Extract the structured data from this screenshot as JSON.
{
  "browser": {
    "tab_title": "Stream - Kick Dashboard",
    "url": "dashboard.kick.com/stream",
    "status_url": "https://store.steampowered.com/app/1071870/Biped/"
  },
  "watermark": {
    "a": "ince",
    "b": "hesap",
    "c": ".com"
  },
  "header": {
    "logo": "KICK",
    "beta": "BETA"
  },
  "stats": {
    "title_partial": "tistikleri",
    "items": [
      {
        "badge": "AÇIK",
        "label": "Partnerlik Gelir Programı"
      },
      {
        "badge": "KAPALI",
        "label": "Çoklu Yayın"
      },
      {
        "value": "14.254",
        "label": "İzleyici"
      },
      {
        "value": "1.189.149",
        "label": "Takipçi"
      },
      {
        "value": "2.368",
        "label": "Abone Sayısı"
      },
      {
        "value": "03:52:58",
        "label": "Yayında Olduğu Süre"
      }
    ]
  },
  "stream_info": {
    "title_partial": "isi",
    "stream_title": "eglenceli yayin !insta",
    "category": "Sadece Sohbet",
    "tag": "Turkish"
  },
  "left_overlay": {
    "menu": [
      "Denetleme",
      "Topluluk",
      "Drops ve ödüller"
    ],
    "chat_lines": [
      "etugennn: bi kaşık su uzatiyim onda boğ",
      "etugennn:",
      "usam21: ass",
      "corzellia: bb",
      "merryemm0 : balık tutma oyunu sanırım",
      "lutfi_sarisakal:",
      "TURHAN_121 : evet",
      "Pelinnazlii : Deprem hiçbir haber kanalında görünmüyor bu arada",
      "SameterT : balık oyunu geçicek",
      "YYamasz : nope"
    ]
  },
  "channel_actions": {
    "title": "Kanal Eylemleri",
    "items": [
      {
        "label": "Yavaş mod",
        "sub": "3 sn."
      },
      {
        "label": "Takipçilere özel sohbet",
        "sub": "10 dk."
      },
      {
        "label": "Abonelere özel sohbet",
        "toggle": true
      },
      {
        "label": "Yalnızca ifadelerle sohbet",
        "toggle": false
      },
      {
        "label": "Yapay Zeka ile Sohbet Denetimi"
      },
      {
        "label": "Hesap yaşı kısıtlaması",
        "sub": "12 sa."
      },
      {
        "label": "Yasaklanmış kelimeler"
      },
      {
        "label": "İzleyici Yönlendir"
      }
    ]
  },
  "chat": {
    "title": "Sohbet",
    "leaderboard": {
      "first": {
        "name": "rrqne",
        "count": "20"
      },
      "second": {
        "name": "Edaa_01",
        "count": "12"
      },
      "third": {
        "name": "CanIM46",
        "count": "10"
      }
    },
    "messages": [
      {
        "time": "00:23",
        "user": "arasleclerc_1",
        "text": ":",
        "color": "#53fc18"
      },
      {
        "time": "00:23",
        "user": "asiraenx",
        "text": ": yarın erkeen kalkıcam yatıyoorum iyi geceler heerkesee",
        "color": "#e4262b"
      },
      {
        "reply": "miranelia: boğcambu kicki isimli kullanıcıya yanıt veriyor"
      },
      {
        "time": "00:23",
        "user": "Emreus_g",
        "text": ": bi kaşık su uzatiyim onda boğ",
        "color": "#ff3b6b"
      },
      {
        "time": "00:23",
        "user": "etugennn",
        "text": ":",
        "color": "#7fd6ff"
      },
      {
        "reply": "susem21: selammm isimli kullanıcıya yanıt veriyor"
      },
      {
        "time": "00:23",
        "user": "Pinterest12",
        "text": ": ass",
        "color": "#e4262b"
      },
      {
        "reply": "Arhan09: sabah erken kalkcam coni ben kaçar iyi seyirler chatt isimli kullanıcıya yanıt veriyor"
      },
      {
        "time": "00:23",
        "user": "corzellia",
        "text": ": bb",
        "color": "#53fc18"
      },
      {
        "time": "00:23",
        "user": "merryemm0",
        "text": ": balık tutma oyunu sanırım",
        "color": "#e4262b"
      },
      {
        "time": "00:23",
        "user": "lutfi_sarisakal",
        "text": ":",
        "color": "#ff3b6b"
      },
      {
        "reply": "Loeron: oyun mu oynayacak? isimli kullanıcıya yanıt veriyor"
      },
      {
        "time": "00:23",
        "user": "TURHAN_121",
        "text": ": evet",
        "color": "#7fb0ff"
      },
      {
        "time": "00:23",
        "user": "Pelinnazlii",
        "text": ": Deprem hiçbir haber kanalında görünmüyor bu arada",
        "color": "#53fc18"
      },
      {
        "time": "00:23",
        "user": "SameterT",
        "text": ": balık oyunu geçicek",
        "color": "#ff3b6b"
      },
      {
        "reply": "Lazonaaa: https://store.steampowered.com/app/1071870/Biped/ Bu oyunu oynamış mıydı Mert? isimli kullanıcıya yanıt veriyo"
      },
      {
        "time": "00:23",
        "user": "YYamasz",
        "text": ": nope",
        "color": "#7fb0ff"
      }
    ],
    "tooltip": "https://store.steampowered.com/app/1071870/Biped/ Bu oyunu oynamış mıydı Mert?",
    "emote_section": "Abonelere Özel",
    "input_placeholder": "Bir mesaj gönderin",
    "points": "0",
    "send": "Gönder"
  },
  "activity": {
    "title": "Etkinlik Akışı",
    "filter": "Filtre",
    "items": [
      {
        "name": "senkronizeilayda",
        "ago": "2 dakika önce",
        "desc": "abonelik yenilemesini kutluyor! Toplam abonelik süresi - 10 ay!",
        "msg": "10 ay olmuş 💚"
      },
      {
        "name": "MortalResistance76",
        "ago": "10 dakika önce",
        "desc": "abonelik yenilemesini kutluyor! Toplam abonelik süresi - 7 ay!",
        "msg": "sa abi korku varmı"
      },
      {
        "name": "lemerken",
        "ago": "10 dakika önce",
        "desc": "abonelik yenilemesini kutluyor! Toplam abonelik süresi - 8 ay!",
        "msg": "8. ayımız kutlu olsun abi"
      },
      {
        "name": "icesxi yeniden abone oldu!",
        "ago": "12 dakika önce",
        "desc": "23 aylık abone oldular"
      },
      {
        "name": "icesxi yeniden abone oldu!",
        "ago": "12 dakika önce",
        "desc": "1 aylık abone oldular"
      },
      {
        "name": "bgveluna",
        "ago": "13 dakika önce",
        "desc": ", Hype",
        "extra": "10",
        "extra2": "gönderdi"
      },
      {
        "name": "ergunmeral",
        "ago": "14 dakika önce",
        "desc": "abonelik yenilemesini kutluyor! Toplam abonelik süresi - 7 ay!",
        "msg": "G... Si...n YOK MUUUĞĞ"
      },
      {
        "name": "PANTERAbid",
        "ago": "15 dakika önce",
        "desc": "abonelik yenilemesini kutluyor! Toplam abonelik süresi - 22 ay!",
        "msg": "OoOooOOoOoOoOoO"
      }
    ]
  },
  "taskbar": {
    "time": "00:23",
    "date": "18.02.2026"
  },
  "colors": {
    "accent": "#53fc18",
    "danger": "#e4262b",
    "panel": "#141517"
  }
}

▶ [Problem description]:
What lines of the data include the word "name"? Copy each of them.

▶ [Expected answer]:
        "name": "rrqne",
        "name": "Edaa_01",
        "name": "CanIM46",
        "name": "senkronizeilayda",
        "name": "MortalResistance76",
        "name": "lemerken",
        "name": "icesxi yeniden abone oldu!",
        "name": "icesxi yeniden abone oldu!",
        "name": "bgveluna",
        "name": "ergunmeral",
        "name": "PANTERAbid",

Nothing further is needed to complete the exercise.